The most anticipated year of high school has just begun. Being one of the oldest students in school sounds simply ridiculous to me. I perfectly remember my first day of high school, struggling to find my classes and staring in awe at the oversized seniors. Now I am the one whom newcomers notice walking down the hall.
The first semester of senior year will test my academic limits and determine whether I'm actually ready to move on to college. The overload of AP classes on top of college applications are not going to make senior year easy to endure, but once second semester and college acceptance letters come around, I'll have a chance to relax and take it all in.
"I have been looking forward to spending my last year of high school with the people I love spending time with before entering the real world and going to college," said BHHS senior Negin Elazari, 17. "I'm definitely excited for all the senior activities coming our way and hope to live up this year to the fullest."
Being born and raised in Beverly Hills has no doubt been a blessing. But it's time for me to get out of here. College is a fresh chapter in life. It builds independence and character, and will give me a chance to get to know my inner self. In addition, moving away from home will certainly make me appreciate the advantages to which I've have become accustomed.
Still, I believe most students at Beverly wouldn't acknowledge that they have been the recipients of a top-notch education. The school has certainly furnished me with outstanding teachers, but it has also left me wondering where some of my instructors earned their teaching credentials.
Yet without BHHS I wouldn't be writing this column; journalism would be completely foreign to me. But thanks to my education and the opportunities received at Beverly, I am the elected editor-in-chief of the school newspaper this semester.

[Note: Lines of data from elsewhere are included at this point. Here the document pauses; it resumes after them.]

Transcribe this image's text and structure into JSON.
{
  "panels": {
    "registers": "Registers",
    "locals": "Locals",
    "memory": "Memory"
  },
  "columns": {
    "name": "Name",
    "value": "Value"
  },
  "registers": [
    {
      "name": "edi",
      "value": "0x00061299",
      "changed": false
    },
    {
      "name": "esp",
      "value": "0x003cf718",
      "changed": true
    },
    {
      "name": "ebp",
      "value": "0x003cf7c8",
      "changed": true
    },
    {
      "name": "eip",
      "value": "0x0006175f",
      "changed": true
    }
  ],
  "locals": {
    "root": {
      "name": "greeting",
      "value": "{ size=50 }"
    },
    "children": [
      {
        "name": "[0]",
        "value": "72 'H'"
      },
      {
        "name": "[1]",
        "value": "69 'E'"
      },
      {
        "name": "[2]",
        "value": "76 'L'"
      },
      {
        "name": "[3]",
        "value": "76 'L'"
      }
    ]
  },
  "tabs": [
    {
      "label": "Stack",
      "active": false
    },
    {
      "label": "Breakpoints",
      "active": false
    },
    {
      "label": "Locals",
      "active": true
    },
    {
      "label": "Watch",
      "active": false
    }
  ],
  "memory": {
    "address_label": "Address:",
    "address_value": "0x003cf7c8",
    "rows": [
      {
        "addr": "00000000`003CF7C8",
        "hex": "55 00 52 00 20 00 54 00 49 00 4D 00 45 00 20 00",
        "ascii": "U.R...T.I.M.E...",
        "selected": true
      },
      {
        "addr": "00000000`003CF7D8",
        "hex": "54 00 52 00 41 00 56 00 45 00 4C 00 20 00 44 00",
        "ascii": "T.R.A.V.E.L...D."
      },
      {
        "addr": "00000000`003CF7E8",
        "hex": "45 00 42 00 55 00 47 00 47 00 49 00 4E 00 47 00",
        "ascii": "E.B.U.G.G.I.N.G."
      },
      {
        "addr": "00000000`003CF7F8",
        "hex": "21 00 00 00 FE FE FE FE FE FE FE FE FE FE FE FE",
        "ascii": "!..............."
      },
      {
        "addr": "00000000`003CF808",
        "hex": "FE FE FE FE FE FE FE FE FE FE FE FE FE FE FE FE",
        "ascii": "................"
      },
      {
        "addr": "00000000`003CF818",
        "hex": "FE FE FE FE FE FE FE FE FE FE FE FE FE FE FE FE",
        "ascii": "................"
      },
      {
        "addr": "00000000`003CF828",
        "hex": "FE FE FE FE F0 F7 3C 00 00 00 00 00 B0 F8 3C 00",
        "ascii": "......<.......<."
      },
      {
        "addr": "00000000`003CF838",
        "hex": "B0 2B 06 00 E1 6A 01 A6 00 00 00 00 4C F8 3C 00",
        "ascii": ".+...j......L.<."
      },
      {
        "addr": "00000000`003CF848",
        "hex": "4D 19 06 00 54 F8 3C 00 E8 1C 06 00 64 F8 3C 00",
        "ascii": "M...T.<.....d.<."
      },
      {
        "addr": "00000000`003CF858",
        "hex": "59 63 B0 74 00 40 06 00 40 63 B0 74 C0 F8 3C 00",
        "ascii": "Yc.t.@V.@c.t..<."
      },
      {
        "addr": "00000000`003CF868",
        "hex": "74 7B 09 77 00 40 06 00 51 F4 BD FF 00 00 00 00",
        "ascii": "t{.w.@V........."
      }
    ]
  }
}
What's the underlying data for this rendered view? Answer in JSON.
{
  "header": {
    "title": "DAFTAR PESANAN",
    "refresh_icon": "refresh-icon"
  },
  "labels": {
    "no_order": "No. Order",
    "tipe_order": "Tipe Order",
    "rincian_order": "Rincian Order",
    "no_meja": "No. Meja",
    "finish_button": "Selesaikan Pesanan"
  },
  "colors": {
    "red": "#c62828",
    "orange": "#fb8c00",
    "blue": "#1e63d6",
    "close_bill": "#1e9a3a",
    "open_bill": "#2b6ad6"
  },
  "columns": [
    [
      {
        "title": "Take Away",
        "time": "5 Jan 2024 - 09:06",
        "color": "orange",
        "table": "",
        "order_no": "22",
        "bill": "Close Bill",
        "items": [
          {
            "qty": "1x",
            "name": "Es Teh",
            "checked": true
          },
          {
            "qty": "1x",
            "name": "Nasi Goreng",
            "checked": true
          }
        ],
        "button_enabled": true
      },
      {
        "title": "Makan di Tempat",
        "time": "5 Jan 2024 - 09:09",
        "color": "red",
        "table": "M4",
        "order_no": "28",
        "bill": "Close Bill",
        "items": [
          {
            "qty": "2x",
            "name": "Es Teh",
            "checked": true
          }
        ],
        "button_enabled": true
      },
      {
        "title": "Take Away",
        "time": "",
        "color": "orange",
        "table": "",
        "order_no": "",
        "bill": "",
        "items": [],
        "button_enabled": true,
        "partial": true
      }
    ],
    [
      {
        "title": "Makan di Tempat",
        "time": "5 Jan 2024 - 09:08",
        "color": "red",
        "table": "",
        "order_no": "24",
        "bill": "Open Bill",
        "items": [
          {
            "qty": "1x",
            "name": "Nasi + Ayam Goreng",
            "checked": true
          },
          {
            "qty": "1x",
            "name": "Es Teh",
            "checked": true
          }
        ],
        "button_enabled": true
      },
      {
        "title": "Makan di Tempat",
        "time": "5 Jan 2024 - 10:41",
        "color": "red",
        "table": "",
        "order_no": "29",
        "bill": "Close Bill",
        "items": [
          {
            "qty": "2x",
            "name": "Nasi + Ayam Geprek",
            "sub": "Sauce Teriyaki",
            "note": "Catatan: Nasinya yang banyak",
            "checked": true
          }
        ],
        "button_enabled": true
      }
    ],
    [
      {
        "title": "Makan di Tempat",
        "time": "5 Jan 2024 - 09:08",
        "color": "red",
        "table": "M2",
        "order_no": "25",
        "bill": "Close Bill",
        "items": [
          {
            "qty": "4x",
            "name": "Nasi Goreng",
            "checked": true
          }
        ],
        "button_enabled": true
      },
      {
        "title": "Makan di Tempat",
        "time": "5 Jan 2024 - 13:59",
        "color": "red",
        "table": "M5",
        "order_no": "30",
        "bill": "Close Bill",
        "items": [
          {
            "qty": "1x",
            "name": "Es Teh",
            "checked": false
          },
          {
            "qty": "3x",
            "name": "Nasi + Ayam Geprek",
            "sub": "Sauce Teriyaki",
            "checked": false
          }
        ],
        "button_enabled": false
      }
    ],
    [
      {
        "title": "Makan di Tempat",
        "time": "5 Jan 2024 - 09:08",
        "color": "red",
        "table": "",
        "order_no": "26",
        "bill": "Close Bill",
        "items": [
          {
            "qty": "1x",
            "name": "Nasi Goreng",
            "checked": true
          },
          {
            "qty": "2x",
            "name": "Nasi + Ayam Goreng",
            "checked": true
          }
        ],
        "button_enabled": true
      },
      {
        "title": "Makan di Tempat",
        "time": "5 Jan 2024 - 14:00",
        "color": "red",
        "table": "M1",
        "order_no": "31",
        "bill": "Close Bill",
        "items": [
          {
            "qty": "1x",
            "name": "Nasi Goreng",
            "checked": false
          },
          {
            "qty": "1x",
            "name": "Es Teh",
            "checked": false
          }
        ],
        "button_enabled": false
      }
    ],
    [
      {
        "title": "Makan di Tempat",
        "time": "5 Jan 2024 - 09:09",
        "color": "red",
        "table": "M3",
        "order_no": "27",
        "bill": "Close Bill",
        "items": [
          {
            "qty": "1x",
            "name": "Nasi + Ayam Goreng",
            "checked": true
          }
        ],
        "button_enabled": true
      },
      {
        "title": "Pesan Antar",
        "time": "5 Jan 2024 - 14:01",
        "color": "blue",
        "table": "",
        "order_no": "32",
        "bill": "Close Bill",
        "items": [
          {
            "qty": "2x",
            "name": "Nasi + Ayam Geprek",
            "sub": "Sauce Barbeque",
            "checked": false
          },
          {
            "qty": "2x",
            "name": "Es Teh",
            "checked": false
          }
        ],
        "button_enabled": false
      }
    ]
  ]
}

So I tip my hat to Beverly Hills High School. Deep down inside, all Normans are thankful for their school, no matter how many times we have prayed for an earthquake to swallow the place whole.